The Black Keys Blast Back with Best Album in Over a Decade on Dropout Boogie
5 out of 5 stars
Well, this is the kind of music that I have been waiting for from The Black Keys since my personal favorite album Brothers dropped about 12 years ago.
The Black Keys new effort is called Dropout Boogie, and it is absolutely stellar.
The lead song (and first single), “Wild Child” is an absolute club banger and one of the best songs by The Black Keys period. It is a certified song of the year candidate already, as it rocks with poppy hooks and bluesy rock riffs all the way through. It’s the stuff that made The Black Keys who they are today.
But here’s the thing, for all the fans who actually like the rest of the albums (not just the singles), and who know that there are some absolutely killer blues-rock songs throughout the catalog of this band, you will be happy to know that pretty much EVERY song on this album is as good as any other song on any other album.
“It Ain’t Over” is another cracking song that will get stuck in your head. It sort of reminds me of songs from Brothers but sped up a bit with a catchier hook. The riffs and vocal melodies definitely remind me of a few songs from their previous albums.
To me, this is a ten-song masterpiece for the band. Normally, you would get 15 or so songs in the past, but this is a pretty perfect album.
“For the Love of Money” has the slide guitar rock riffs that I only really hear from Dan Auerbach these days - reminiscent of ZZ Top and many other blues-rock legends. Man, this song is just so damn good too.
And speaking of ZZ Top, well, the song “Good Love” features the absolute legend himself, Billy Gibbons. It’s a great damn song too.
I still remember Jack White (of White Stripes fame) talking trash about The Black Keys for years, and all I think about now is how Jack White should have kept quiet, because his ego has made him one of my least favorite artists (on top of his poor music choices these days), and The Black Keys have always been one of the best bands in the world since their first album.
So, let me lay this beef to rest (for myself anyway) with a simple math formula, Jack White < The Black Keys. Always has been. Always will be.
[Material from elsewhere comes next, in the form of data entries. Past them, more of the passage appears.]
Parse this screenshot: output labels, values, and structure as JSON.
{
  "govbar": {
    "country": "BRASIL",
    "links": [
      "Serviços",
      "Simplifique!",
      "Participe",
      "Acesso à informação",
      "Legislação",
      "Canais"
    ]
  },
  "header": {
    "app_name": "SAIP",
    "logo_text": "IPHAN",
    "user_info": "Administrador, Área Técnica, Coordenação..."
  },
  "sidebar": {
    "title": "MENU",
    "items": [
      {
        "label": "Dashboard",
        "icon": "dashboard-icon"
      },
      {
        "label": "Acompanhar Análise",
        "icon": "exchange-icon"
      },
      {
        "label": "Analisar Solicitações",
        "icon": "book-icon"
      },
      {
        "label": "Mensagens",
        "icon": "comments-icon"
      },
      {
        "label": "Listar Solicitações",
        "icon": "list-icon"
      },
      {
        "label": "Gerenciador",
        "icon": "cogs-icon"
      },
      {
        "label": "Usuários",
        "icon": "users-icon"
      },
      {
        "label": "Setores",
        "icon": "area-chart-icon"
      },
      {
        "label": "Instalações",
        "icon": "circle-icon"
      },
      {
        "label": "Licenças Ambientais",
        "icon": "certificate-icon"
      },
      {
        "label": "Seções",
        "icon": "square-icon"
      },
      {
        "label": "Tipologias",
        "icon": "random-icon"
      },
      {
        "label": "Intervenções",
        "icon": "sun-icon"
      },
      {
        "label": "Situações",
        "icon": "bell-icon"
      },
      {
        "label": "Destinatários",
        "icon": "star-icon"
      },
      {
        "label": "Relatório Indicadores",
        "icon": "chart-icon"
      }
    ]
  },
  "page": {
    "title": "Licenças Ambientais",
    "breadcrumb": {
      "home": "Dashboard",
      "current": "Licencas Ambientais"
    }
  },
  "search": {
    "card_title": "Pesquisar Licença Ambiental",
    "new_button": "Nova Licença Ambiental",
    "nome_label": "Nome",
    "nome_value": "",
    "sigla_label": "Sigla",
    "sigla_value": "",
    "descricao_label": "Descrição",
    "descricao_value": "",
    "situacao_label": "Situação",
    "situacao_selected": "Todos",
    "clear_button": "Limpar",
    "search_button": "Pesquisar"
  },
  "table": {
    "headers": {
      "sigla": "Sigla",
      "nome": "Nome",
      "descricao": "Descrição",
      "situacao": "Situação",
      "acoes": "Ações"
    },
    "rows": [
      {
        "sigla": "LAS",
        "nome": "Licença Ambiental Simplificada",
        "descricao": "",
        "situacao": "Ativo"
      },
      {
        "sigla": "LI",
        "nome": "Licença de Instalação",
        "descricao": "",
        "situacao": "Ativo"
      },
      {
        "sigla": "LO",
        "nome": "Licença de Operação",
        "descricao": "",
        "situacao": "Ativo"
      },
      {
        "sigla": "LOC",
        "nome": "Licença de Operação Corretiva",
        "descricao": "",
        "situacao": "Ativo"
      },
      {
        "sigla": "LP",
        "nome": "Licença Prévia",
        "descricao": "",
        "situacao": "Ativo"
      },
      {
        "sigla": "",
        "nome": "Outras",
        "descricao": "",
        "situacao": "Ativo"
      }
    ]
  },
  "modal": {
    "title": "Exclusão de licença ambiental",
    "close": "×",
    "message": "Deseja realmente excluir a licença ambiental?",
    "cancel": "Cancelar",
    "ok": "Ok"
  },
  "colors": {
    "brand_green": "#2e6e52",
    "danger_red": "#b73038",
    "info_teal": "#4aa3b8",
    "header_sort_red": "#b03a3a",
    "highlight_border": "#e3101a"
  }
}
Another great track on this album is “Burn The Damn Thing Down.” It actually reminds me of the Blues Brothers for some reason. As in to say, I could see them playing a song like this, but making it a way over the top version of it.
The line, “If we make it to your town, we're gonna burn the damn thing down,” is a pretty awesome lyric.
Okay, so I come to my ONLY critique of the album, and that is the glaring fact that the song “Baby I’m Coming Home” uses the same riff as “Midnight Rider” by The Allman Brothers Band. Is it clear as day? Yeah. Does it ruin the song? Not really. Especially if you don’t know the original song. Does it have a bit of a claim for a lawsuit? Perhaps. That is if the Allman Brothers are up for making a stink about it.
Look, the riff may be in a different key or on a different scale overall or slightly sped up, but it sounds pretty much the same to the naked ear.
Now that we got that out of the way, I think the song is still rocking as hell, because it doesn’t just rely on that one riff (but it is the backbone of the verse).
Other than that, you have yourself the second or third best album by The Black Keys, in my opinion. It’s really that good.